The de Courtivron Writing Prize encourages MIT undergraduates to explore these and related questions. A particularly creative and playful relationship with language—human language, not code—characterizes the 50 entries this year, which examine culture from many perspectives: generational, linguistic, gendered, racial, religious, political, historical, artistic, and even culinary. The poems, stories, essays, and memoirs include compelling accounts of the regret about familial languages lost or never learned; of lives enriched by fresh starts and disrupted by painful dislocations; of intrepid journeys toward coherent bicultural identities via the syntheses of cultural inheritance, adoption and creation.

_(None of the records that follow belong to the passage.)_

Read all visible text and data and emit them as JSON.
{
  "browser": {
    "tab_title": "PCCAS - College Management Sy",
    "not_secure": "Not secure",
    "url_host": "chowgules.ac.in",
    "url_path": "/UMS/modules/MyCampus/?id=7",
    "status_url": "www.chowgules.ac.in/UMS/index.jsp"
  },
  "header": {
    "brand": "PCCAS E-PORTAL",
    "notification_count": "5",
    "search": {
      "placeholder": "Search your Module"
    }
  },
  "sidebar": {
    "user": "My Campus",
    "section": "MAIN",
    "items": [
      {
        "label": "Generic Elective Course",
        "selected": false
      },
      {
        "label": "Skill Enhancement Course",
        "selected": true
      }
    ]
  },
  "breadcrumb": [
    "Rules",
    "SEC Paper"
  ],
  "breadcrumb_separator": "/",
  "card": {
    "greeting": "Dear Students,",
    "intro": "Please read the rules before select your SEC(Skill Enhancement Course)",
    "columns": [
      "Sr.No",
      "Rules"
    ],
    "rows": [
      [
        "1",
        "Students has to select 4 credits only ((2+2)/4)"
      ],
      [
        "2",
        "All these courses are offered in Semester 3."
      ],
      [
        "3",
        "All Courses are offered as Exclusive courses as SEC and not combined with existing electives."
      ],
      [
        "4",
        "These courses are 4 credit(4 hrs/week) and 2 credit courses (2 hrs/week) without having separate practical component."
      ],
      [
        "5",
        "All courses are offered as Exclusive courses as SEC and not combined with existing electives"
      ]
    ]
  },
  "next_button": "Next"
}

Each entry was compelling and distinct in its own way, and all testify to the complexity of experience MIT undergraduates bring to community every year.

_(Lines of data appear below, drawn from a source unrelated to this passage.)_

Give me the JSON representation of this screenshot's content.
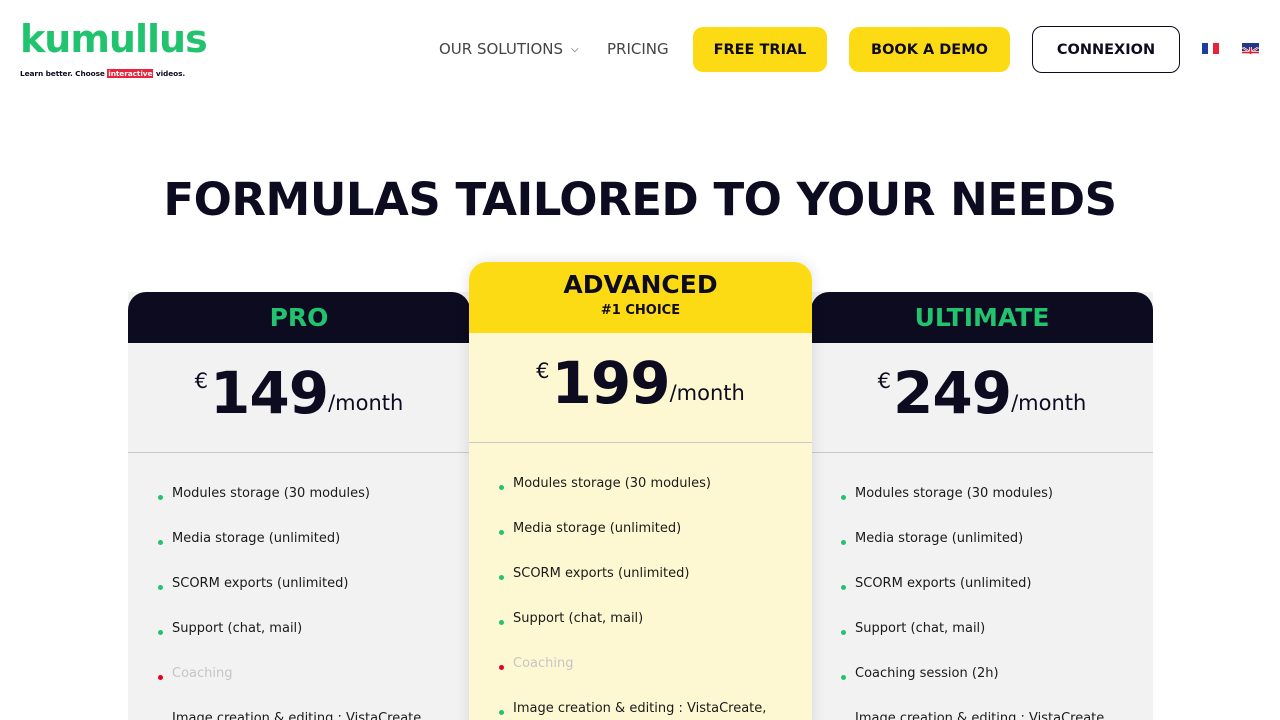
{
  "logo": {
    "word": "kumullus",
    "tagline_before": "Learn better. Choose ",
    "tagline_highlight": "interactive",
    "tagline_after": " videos."
  },
  "nav": {
    "solutions": "OUR SOLUTIONS",
    "pricing": "PRICING",
    "free_trial": "FREE TRIAL",
    "book_demo": "BOOK A DEMO",
    "login": "CONNEXION"
  },
  "icons": {
    "solutions_dropdown": "chevron-down-icon",
    "lang_fr": "flag-fr-icon",
    "lang_en": "flag-uk-icon"
  },
  "colors": {
    "brand_green": "#22c36e",
    "accent_yellow": "#fddb14",
    "dark_navy": "#0d0b20",
    "off_red": "#e8001c"
  },
  "title": "FORMULAS TAILORED TO YOUR NEEDS",
  "plans": [
    {
      "name": "PRO",
      "currency": "€",
      "price": "149",
      "period": "/month",
      "features": [
        {
          "text": "Modules storage (30 modules)",
          "included": true
        },
        {
          "text": "Media storage (unlimited)",
          "included": true
        },
        {
          "text": "SCORM exports (unlimited)",
          "included": true
        },
        {
          "text": "Support (chat, mail)",
          "included": true
        },
        {
          "text": "Coaching",
          "included": false
        },
        {
          "text": "Image creation & editing : VistaCreate",
          "included": true
        }
      ]
    },
    {
      "name": "ADVANCED",
      "badge": "#1 CHOICE",
      "currency": "€",
      "price": "199",
      "period": "/month",
      "features": [
        {
          "text": "Modules storage (30 modules)",
          "included": true
        },
        {
          "text": "Media storage (unlimited)",
          "included": true
        },
        {
          "text": "SCORM exports (unlimited)",
          "included": true
        },
        {
          "text": "Support (chat, mail)",
          "included": true
        },
        {
          "text": "Coaching",
          "included": false
        },
        {
          "text": "Image creation & editing : VistaCreate,",
          "included": true
        }
      ]
    },
    {
      "name": "ULTIMATE",
      "currency": "€",
      "price": "249",
      "period": "/month",
      "features": [
        {
          "text": "Modules storage (30 modules)",
          "included": true
        },
        {
          "text": "Media storage (unlimited)",
          "included": true
        },
        {
          "text": "SCORM exports (unlimited)",
          "included": true
        },
        {
          "text": "Support (chat, mail)",
          "included": true
        },
        {
          "text": "Coaching session (2h)",
          "included": true
        },
        {
          "text": "Image creation & editing : VistaCreate",
          "included": true
        }
      ]
    }
  ]
}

The two winning entries, and the two runners-up, stand out for their grace and originality.
Eileen A. Liu, Class of 2024, Course 18, from Vestavia Hills, AL, was awarded First Prize for 命名 (The Name of Life). Liu’s open-hearted story explores the power and place of a person’s given name within one’s family genealogy. The first in her family to be born in the U.S, Aime/Emma struggles to identify her authentic self as a member of a loving extended family and of two compelling cultures across generations. She comes to embrace the synthesis that defines her, that is symbolized by her name(s), and that allows her to root for both “Team America and Team China.”

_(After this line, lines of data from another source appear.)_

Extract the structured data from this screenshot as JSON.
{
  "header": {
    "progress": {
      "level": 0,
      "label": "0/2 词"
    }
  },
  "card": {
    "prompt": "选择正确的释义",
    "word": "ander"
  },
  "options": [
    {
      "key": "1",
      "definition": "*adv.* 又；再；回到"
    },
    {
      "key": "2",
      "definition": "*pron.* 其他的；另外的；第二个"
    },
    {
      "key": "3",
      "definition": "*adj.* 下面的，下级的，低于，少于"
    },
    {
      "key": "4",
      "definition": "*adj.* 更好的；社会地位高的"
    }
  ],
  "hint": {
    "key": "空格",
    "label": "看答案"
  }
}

Laura Rosado, Class of 2022, Course 2A/21W, from New Haven, CT, was awarded Second Prize for I am two and one and nothing. In this uplifting memoir, Rosado, the monolingual American daughter of a Chinese mother and Puerto-Rican father, provides a compelling account of the people, languages, and locations that shaped her childhood. We come to appreciate the challenges of “trying to see double. . . . trying to plant roots in two worlds at once.” Rosado uses a vivid extended metaphor of learning to swim to convey how she is slowly coming to appreciate the complicated delights of, and to understand her place within, the broad, deep waters of her cultural inheritance. We are confident that she will “kick [her] legs and swim forward.”
Honorable Mention was awarded to Leyna Duong, Class of 2022, Course 5-7, from North Hollywood, CA, for Journey Back to the West.
Honorable Mention was awarded to Rona Wang, Class of 2022, Course 18, from Portland, OR, for “My grandmother sends me memes through WeChat.”